### Data section
--- --- ---

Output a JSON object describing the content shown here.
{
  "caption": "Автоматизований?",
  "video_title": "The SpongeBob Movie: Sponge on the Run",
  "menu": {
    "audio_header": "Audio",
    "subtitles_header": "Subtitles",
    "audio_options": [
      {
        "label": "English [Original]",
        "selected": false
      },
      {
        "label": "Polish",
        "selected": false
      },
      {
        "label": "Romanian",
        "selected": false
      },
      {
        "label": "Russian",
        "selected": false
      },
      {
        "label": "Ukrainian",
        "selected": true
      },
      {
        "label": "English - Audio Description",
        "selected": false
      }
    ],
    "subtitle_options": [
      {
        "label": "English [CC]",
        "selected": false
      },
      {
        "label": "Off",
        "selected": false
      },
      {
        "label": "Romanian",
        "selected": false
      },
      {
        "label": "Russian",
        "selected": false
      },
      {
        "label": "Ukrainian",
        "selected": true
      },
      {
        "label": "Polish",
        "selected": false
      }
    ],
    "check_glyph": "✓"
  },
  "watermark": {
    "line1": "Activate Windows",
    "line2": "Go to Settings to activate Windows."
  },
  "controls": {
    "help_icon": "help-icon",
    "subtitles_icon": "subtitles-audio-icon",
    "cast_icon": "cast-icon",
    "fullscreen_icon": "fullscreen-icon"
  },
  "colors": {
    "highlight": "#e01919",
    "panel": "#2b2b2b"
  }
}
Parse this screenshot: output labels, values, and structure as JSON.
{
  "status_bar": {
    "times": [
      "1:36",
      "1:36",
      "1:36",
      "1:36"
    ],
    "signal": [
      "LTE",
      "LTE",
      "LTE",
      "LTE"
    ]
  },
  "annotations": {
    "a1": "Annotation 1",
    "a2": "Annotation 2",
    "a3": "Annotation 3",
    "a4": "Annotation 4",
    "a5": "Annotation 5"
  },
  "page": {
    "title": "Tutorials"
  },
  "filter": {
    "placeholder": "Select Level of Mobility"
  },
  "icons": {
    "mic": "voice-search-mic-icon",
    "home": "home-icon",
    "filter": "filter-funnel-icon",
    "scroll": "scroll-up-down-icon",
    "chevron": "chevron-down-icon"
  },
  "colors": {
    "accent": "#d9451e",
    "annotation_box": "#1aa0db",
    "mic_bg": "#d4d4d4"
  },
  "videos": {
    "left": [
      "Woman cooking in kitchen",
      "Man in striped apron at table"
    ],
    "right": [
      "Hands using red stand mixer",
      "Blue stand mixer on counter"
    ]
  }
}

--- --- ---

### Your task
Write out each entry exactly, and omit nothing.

### Exercise solution
Output a JSON object describing the content shown here.
{
  "caption": "Автоматизований?",
  "video_title": "The SpongeBob Movie: Sponge on the Run",
  "menu": {
    "audio_header": "Audio",
    "subtitles_header": "Subtitles",
    "audio_options": [
      {
        "label": "English [Original]",
        "selected": false
      },
      {
        "label": "Polish",
        "selected": false
      },
      {
        "label": "Romanian",
        "selected": false
      },
      {
        "label": "Russian",
        "selected": false
      },
      {
        "label": "Ukrainian",
        "selected": true
      },
      {
        "label": "English - Audio Description",
        "selected": false
      }
    ],
    "subtitle_options": [
      {
        "label": "English [CC]",
        "selected": false
      },
      {
        "label": "Off",
        "selected": false
      },
      {
        "label": "Romanian",
        "selected": false
      },
      {
        "label": "Russian",
        "selected": false
      },
      {
        "label": "Ukrainian",
        "selected": true
      },
      {
        "label": "Polish",
        "selected": false
      }
    ],
    "check_glyph": "✓"
  },
  "watermark": {
    "line1": "Activate Windows",
    "line2": "Go to Settings to activate Windows."
  },
  "controls": {
    "help_icon": "help-icon",
    "subtitles_icon": "subtitles-audio-icon",
    "cast_icon": "cast-icon",
    "fullscreen_icon": "fullscreen-icon"
  },
  "colors": {
    "highlight": "#e01919",
    "panel": "#2b2b2b"
  }
}
Parse this screenshot: output labels, values, and structure as JSON.
{
  "status_bar": {
    "times": [
      "1:36",
      "1:36",
      "1:36",
      "1:36"
    ],
    "signal": [
      "LTE",
      "LTE",
      "LTE",
      "LTE"
    ]
  },
  "annotations": {
    "a1": "Annotation 1",
    "a2": "Annotation 2",
    "a3": "Annotation 3",
    "a4": "Annotation 4",
    "a5": "Annotation 5"
  },
  "page": {
    "title": "Tutorials"
  },
  "filter": {
    "placeholder": "Select Level of Mobility"
  },
  "icons": {
    "mic": "voice-search-mic-icon",
    "home": "home-icon",
    "filter": "filter-funnel-icon",
    "scroll": "scroll-up-down-icon",
    "chevron": "chevron-down-icon"
  },
  "colors": {
    "accent": "#d9451e",
    "annotation_box": "#1aa0db",
    "mic_bg": "#d4d4d4"
  },
  "videos": {
    "left": [
      "Woman cooking in kitchen",
      "Man in striped apron at table"
    ],
    "right": [
      "Hands using red stand mixer",
      "Blue stand mixer on counter"
    ]
  }
}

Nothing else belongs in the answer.